I recently praised Salesforce for having the smarts to not get into enterprise resource planning several years ago. It was a good decision, I thought, because there was no upside for them to invade such a well-established market — better for them to focus on a blue ocean strategy in which they went after new applications.
I think the market’s evolution has proven the wisdom of that approach, but now we need to deal with human resources and why Salesforce is going after that market. Shouldn’t the reason for not going after ERP apply to HR too? Well, not really.
Growing Up Together
The company last week announced Salesforce for HR, a feature set that reuses some existing social and mobile functions to create HR apps that leverage those technologies to deliver a new HR experience. Was that wise? How does it play overall? Wise? Yes. Overall, let’s see.
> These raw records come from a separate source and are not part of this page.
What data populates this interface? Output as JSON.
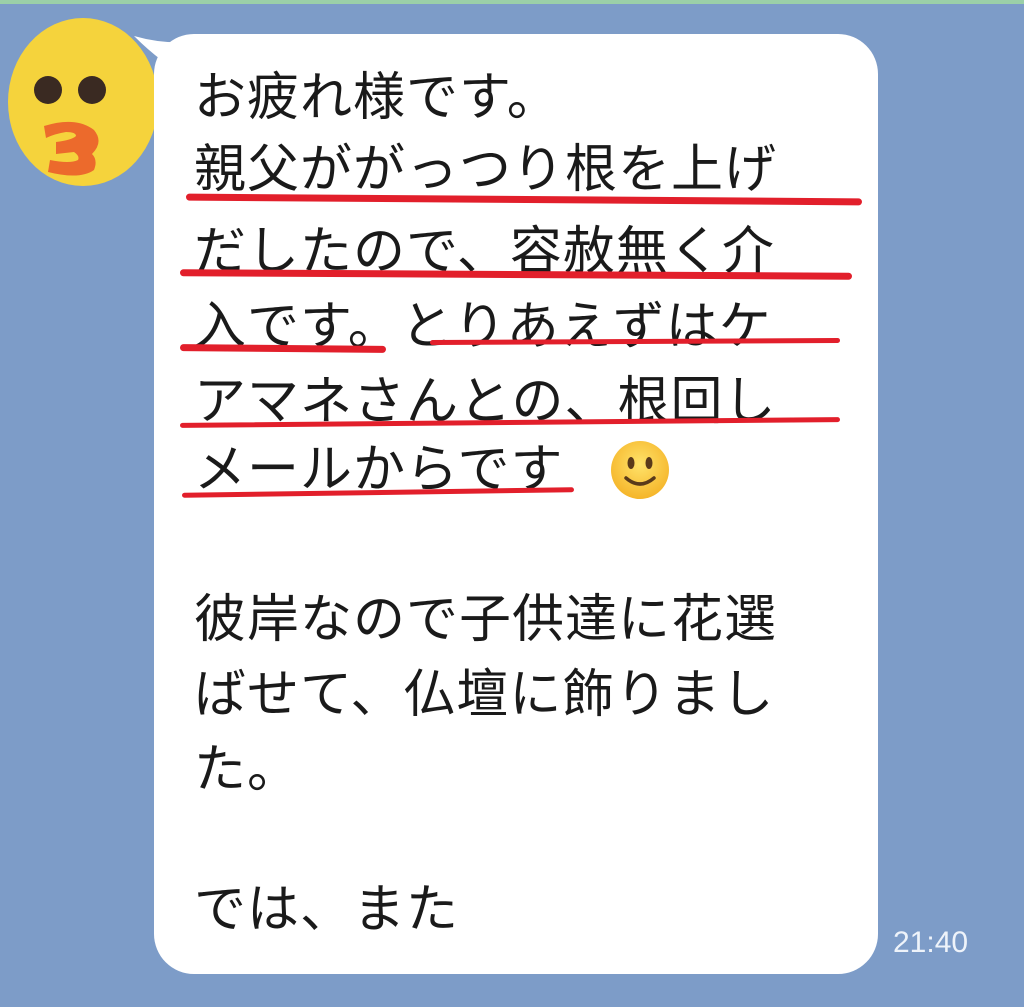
{
  "message": {
    "lines": [
      "お疲れ様です。",
      "親父ががっつり根を上げ",
      "だしたので、容赦無く介",
      "入です。とりあえずはケ",
      "アマネさんとの、根回し",
      "メールからです",
      "彼岸なので子供達に花選",
      "ばせて、仏壇に飾りまし",
      "た。",
      "では、また"
    ],
    "emoji": "slightly-smiling-face"
  },
  "timestamp": "21:40",
  "colors": {
    "background": "#7d9cc8",
    "bubble": "#ffffff",
    "underline": "#e21f2b",
    "avatar": "#f5d33c",
    "avatar_mouth": "#ec6a2c"
  },
  "icons": {
    "avatar": "sally-avatar-icon"
  }
}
HR usually has been associated with ERP not because it is some derivative of production, but because it was one of the earliest nonaccounting apps that also happened to need computing resources.
Back then, the surest way to get resources was to piggyback onto accounting’s mainframe; it also didn’t hurt that payroll — an inherently HR-oriented app — needed access to the GL. There’s nothing intrinsically back-office-ish about HR — it’s considered part of ERP just because that’s the way things grew up.
Today, everything’s different. HR, that most portable of departments, is finding that its apps have more in common with the social and mobile aspirations of employees than ever, and those aspirations are decidedly front-office-oriented.
System of Engagement
In the manufacturing era, employees were as interchangeable as the parts of the goods produced, but in this service era, when product experiences and solutions are personalized, people expect the same level of granularity in how they are treated as employees as when they enter the market as customers.
To continue the customer metaphor, employees have become accustomed to managing their interactions with vendors, so it’s no surprise that they might want more control when managing their careers.
That’s why Salesforce has reimagined HR not as a system of record — records are still needed, but other ecosystem providers have that angle covered — but as a system of engagement.
Journeys and communities make up an important part of the Salesforce offering, because the company sees the importance of asking the constituent what matters — whether customer or employee — and then having pre-thought-out solutions to address each employee moment of truth.
Make Someone Happy
I’ve been writing a lot about moments of truth lately, and HR might be the better app to look at to see how moments of truth work. The old metaphor for HR was the employee file or record. The new one is the journey. Records are static, past tense, while journeys are evolving and very much in the moment.
There is a limited number of organizational activities for an employee to take part in, and Salesforce for HR gives the HR manager ways to be present and active for them, whether in hiring and firing, or charting the course of a career and providing useful feedback.
Nobody invests in such a system unless there’s an upside of profitability, and there is one here, though it might take time to develop some data. To continue the CRM metaphor, the strong message we see in CRM today is that customers don’t want to be constrained by the same old walled gardens. They want to be valued — and vendors are discovering ways to do that by being present during moments of truth.
The same applies for HR. A generation ago — and maybe just a couple of years ago — having a job was all that mattered, but in better and more consistent economic times, employee mobility can be a problem. Making employees feel valued, as a subtle way of keeping them, makes a lot of sense.
I recently became aware of the Poachable Top 40, a list of companies maintained by Poachable, a company that specializes in helping passive job-seekers find new employment. What’s a passive job-seeker? Someone with talent and brains and a skillset that’s in demand.
The list is made up of companies that people would jump ship to work for, even though they’re pretty happy at the moment and not really looking. Think of it as your fairy godmother looking out for your next job.
In an environment where talent is in high demand, it makes sense to do everything you can to retain employees. Making them feel valued won’t do it alone, but you’d be hard pressed to say it’s not important.
BTW, guess what company just moved into the top 10?